-- Exercise details --
Scan the entries that follow for the word "name", then report every line in which it appears.

-- Records --

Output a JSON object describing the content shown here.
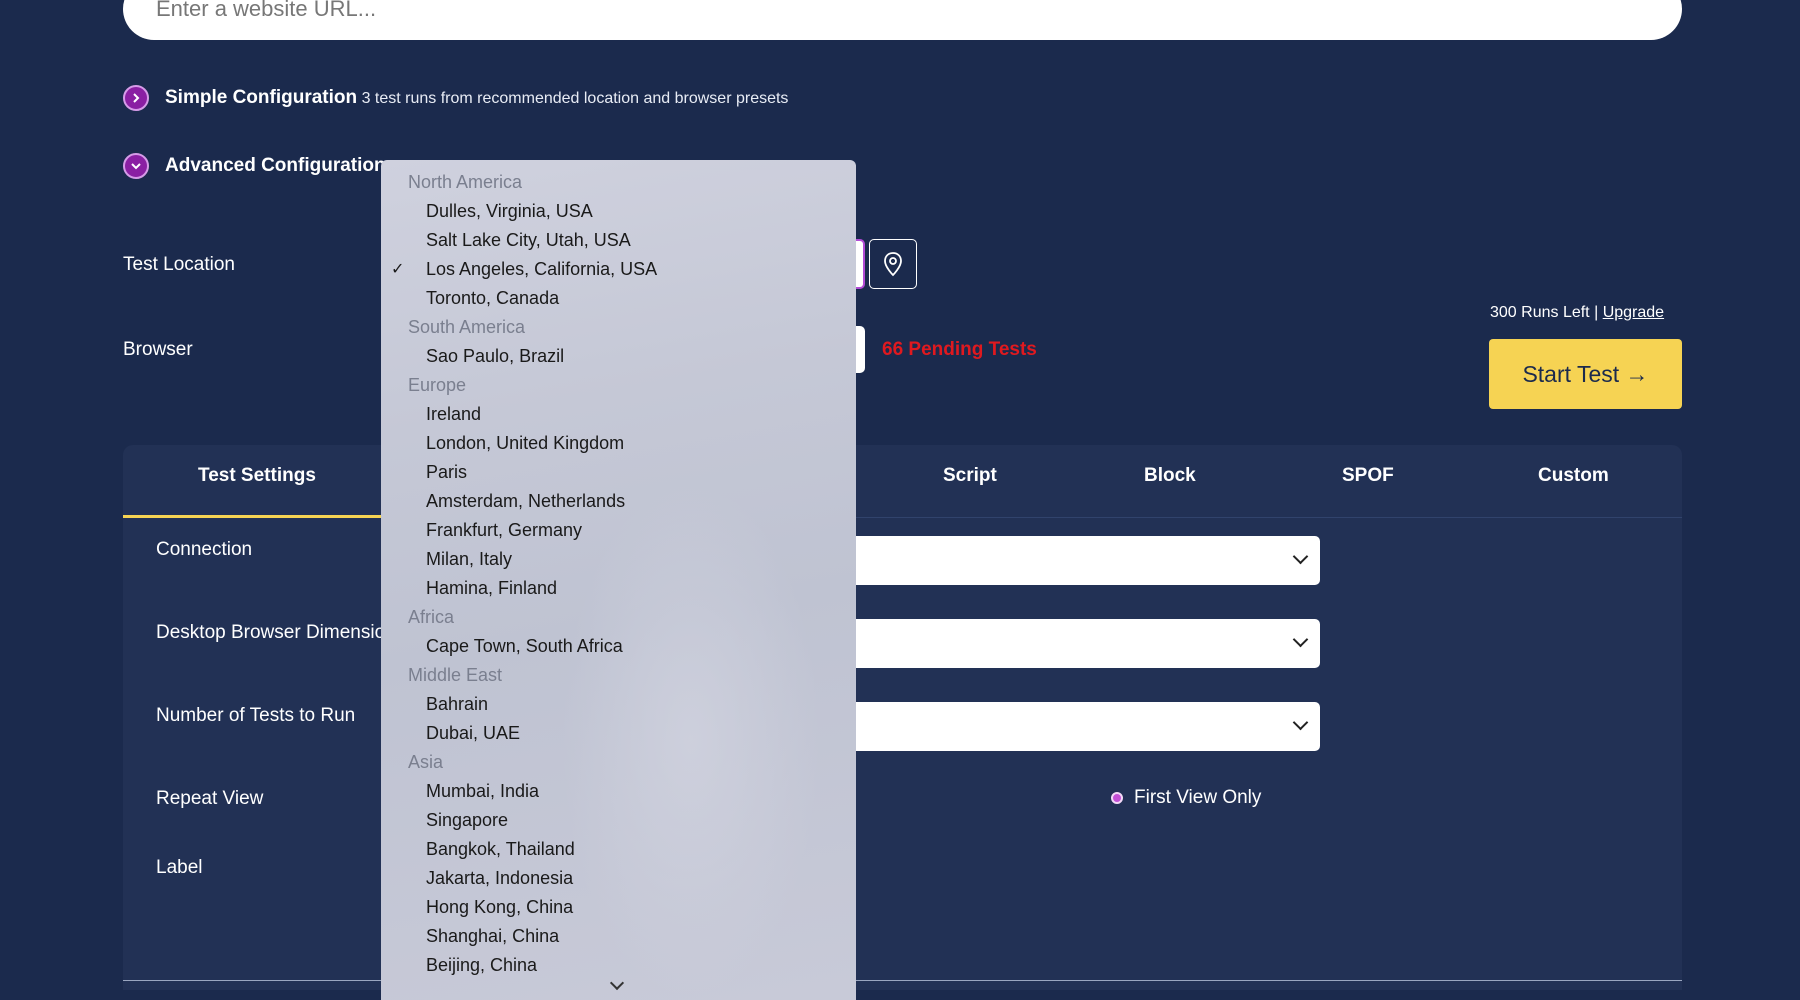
{
  "url_input": {
    "placeholder": "Enter a website URL..."
  },
  "simple_config": {
    "title": "Simple Configuration",
    "description": "3 test runs from recommended location and browser presets"
  },
  "advanced_config": {
    "title": "Advanced Configuration"
  },
  "fields": {
    "test_location_label": "Test Location",
    "browser_label": "Browser"
  },
  "pending_tests": "66 Pending Tests",
  "runs_left": {
    "text": "300 Runs Left |",
    "upgrade": "Upgrade"
  },
  "start_button": "Start Test →",
  "tabs": [
    {
      "label": "Test Settings"
    },
    {
      "label": "Script"
    },
    {
      "label": "Block"
    },
    {
      "label": "SPOF"
    },
    {
      "label": "Custom"
    }
  ],
  "settings": {
    "connection": "Connection",
    "dimensions": "Desktop Browser Dimensio",
    "num_tests": "Number of Tests to Run",
    "repeat_view": "Repeat View",
    "label": "Label",
    "first_view_only": "First View Only"
  },
  "location_dropdown": {
    "selected": "Los Angeles, California, USA",
    "groups": [
      {
        "name": "North America",
        "items": [
          "Dulles, Virginia, USA",
          "Salt Lake City, Utah, USA",
          "Los Angeles, California, USA",
          "Toronto, Canada"
        ]
      },
      {
        "name": "South America",
        "items": [
          "Sao Paulo, Brazil"
        ]
      },
      {
        "name": "Europe",
        "items": [
          "Ireland",
          "London, United Kingdom",
          "Paris",
          "Amsterdam, Netherlands",
          "Frankfurt, Germany",
          "Milan, Italy",
          "Hamina, Finland"
        ]
      },
      {
        "name": "Africa",
        "items": [
          "Cape Town, South Africa"
        ]
      },
      {
        "name": "Middle East",
        "items": [
          "Bahrain",
          "Dubai, UAE"
        ]
      },
      {
        "name": "Asia",
        "items": [
          "Mumbai, India",
          "Singapore",
          "Bangkok, Thailand",
          "Jakarta, Indonesia",
          "Hong Kong, China",
          "Shanghai, China",
          "Beijing, China"
        ]
      }
    ]
  },
  "colors": {
    "background": "#1b2a4d",
    "panel": "#223155",
    "accent_purple": "#8a1fa3",
    "start_button": "#f6d353",
    "pending_red": "#e0191f"
  }
}
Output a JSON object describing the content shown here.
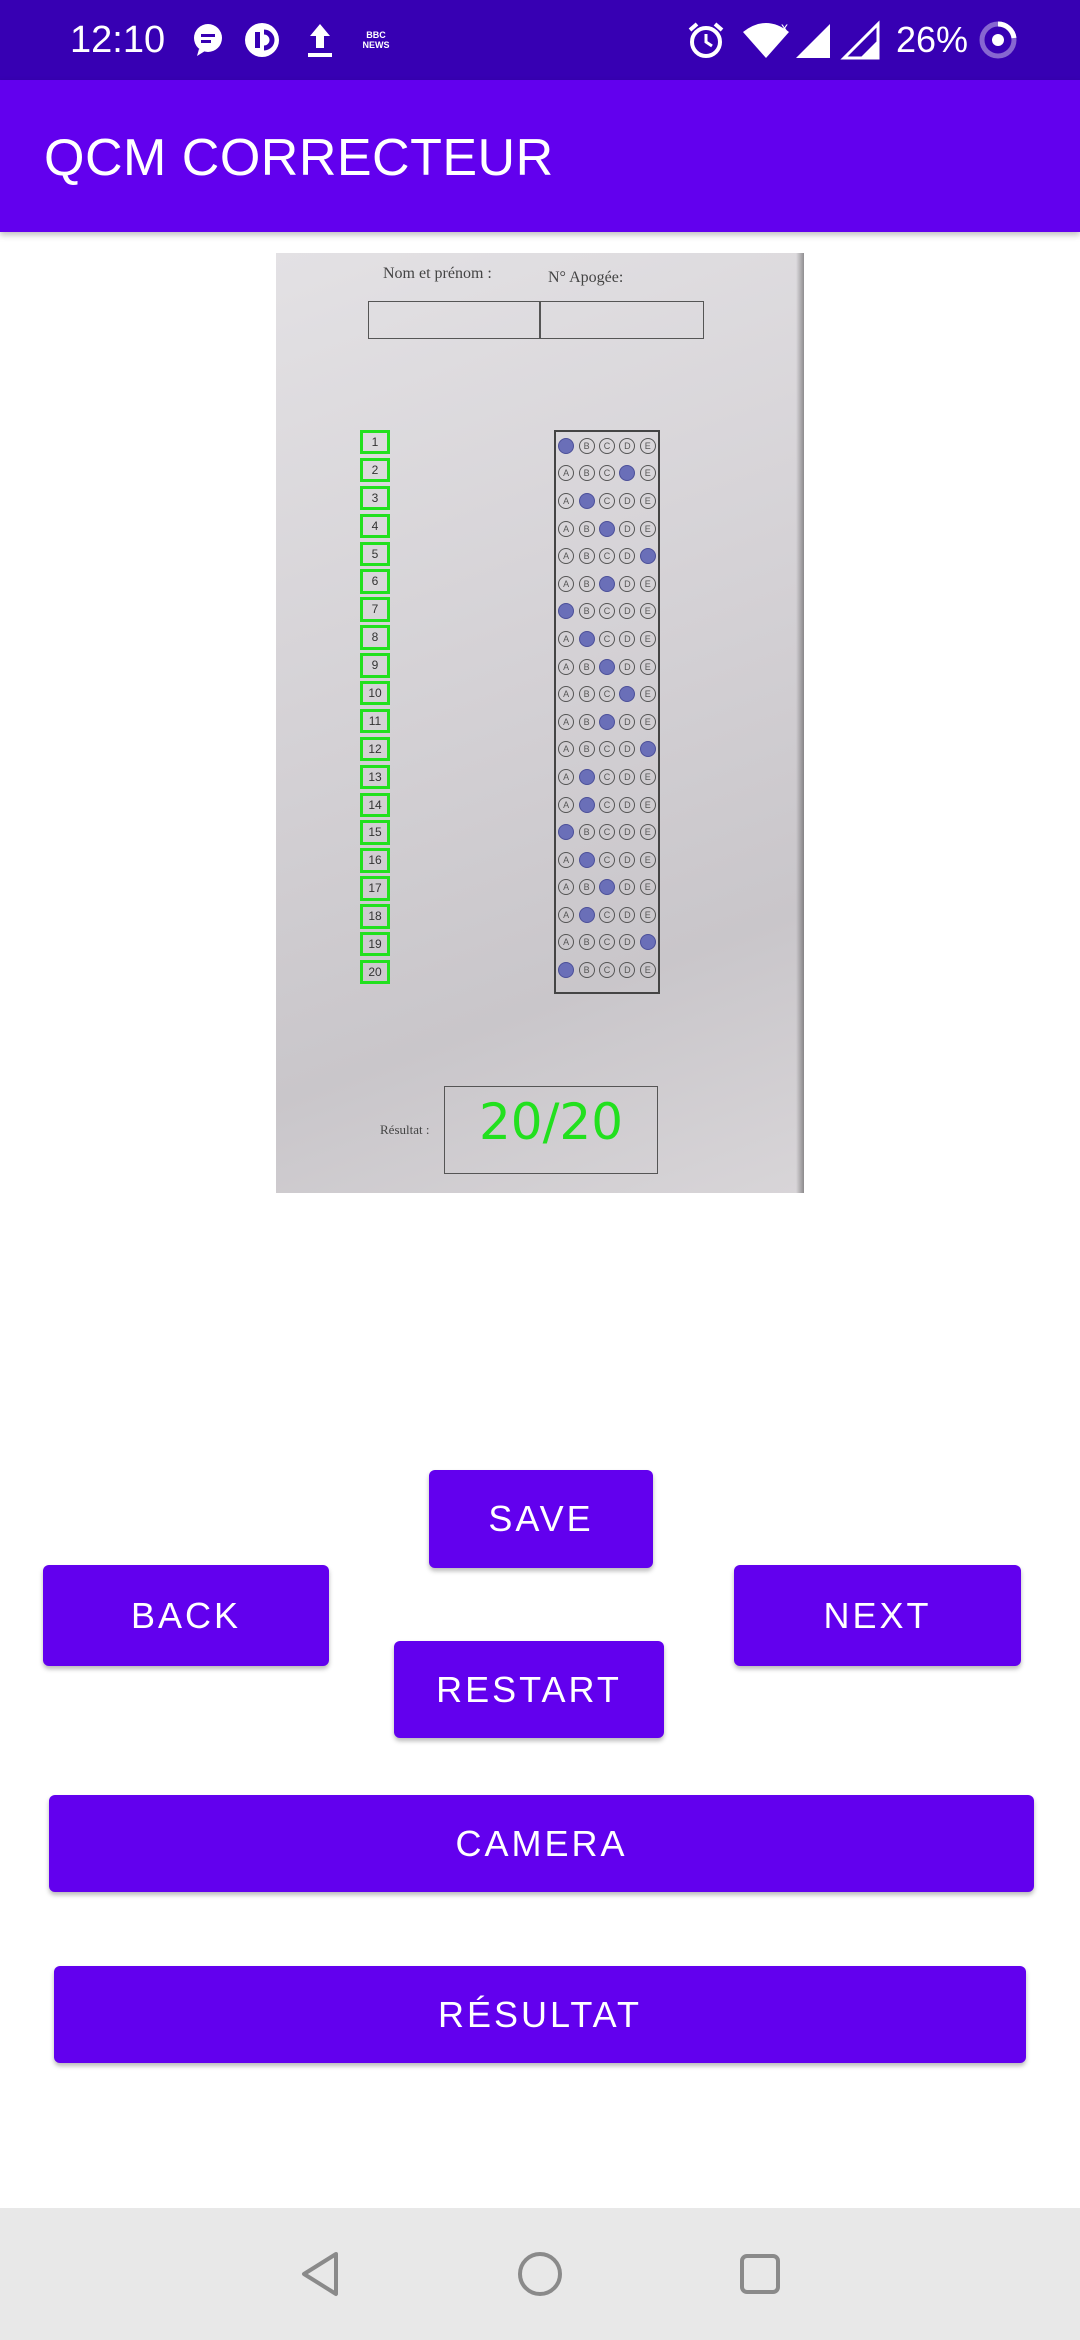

-- Result --
        "name": "North America",
        "name": "South America",
        "name": "Europe",
        "name": "Africa",
        "name": "Middle East",
        "name": "Asia",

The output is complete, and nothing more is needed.